Two Sunday’s ago we witnessed an incredible and powerful movement of the Spirit of God. At the morning service a large number of people in the congregation responded to a challenge from God’s Word by publicly acknowledging their willingness and desire to dedicate themselves to actively serving God in whatever ways He called them to – particularly to making disciples. This, after all, is what God has called each of His followers to do (Matthew 28:19-20). Genuine disciples of Jesus seek to make more disciples.
At our church camp last weekend our speaker, Phil Wilson, spoke on this aspect of evangelism and discipleship. From Mark’s gospel, chapters 1-2, we learnt that Jesus’ message was about announcing the dawning of the kingdom of God – that He was this new King who had come to rescue people from their slavery/bondage to satan, sin and death (Mark 1:14-15). Jesus called people to follow Him; to become His disciples and join Him in His mission (Mark 1:16-20). This involved living life with Jesus; becoming like Him; doing what He did. Jesus proclaimed the kingdom in word and deed – God’s power was evident (Mark 1:21-28). As we seek to do the same, trusting in the equipping of God’s Spirit, we can expect to see God’s power at work too.

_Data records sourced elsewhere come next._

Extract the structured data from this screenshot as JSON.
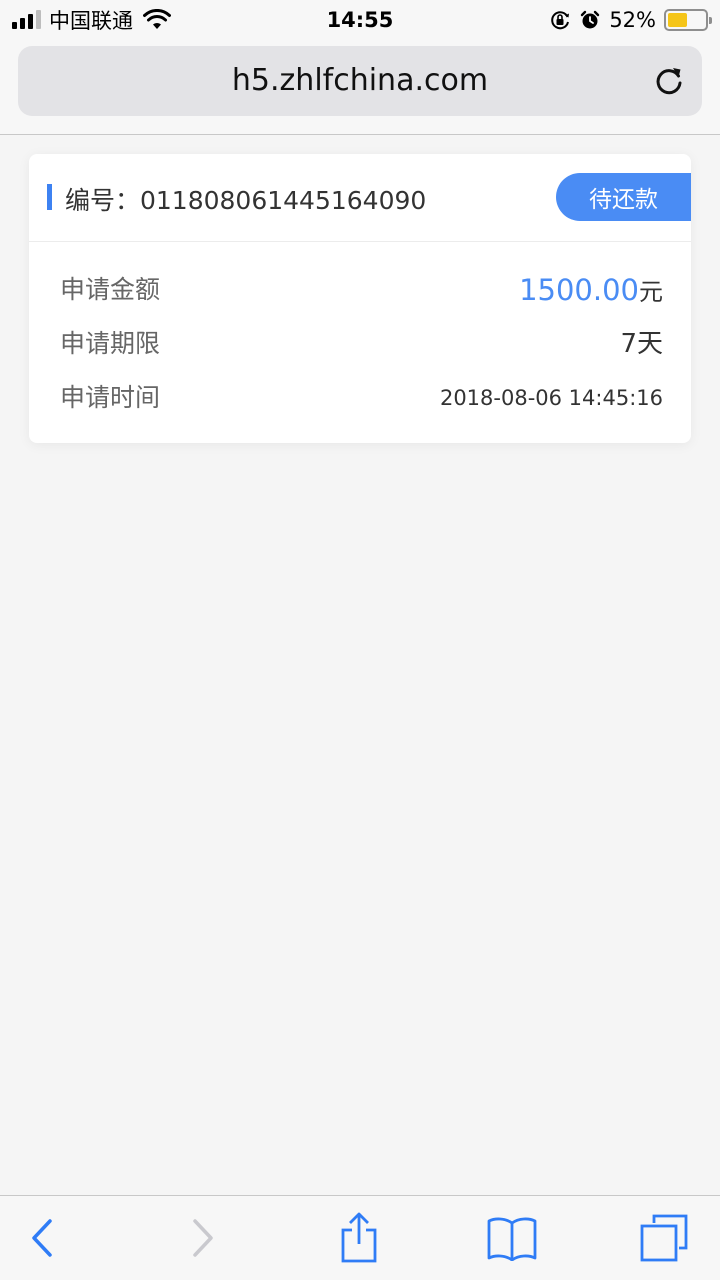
{
  "status_bar": {
    "carrier": "中国联通",
    "time": "14:55",
    "battery_percent": "52%",
    "battery_level": 0.52,
    "battery_color": "#f5c518",
    "signal_bars_active": 3,
    "signal_bars_total": 4
  },
  "browser": {
    "url": "h5.zhlfchina.com"
  },
  "card": {
    "order_label": "编号：011808061445164090",
    "status": "待还款",
    "rows": [
      {
        "label": "申请金额",
        "amount": "1500.00",
        "unit": "元"
      },
      {
        "label": "申请期限",
        "value": "7天"
      },
      {
        "label": "申请时间",
        "value": "2018-08-06 14:45:16"
      }
    ]
  },
  "colors": {
    "accent": "#4a8cf4",
    "background": "#f5f5f5",
    "card": "#ffffff"
  },
  "toolbar": {
    "icons": [
      "back-icon",
      "forward-icon",
      "share-icon",
      "bookmarks-icon",
      "tabs-icon"
    ]
  }
}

In the midst of His earthly ministry Jesus ofter took time out to pray – to commune with His Father (Mark 1:35-38). This was essential to Him in the carrying out of His ministry. If it was essential for Jesus, how much more essential should it be for us? Sadly, busyness has become the normal excuse for not fulfilling God’s mission in our lives. Another way God’s kingdom was spread was through the telling of stories – people’s personal testimonies to the power of God transforming their lives. Having been touched by Jesus people couldn’t help themselves but tell others of what He had done for them (Mark 1:40-45). What is God doing in your life? Have you told anyone?
Oftentimes, in the gospels, we see that people came to Jesus with the help of others (e.g. paralytic in Mark 2:1-12). Evangelism is so much easier when people live on mission together. This mission is an ‘all of life’ thing – it happens everywhere. Jesus often socialized with sinners in order to minister to them and point them to the reality of who He was and the kingdom he was bringing about. Mission/evangelism must be relational. Jesus’ purpose was about bringing new life to people, not making them slaves to a dead religion. Living in His kingdom is about life transformation, not merely about following a set of rules in order to look good on the outside (Mark 2:18-22).
Finally, the responses to Jesus and his message varied – some were interested and others rejected Him (Mark 2:23-28). Ministry for Jesus involves making sacrifices; of being willing to face rejection and ridicule. However, when someone does have their spiritual eyes opened and their hearts are convicted of the truth of Jesus and his gospel; when they confess Him as Saviour and Lord, then all of the hardship will pale into insignificance, for God has used you to bring about life from death – to rescue a person from darkness and bring them into His kingdom of light! What could be better than that?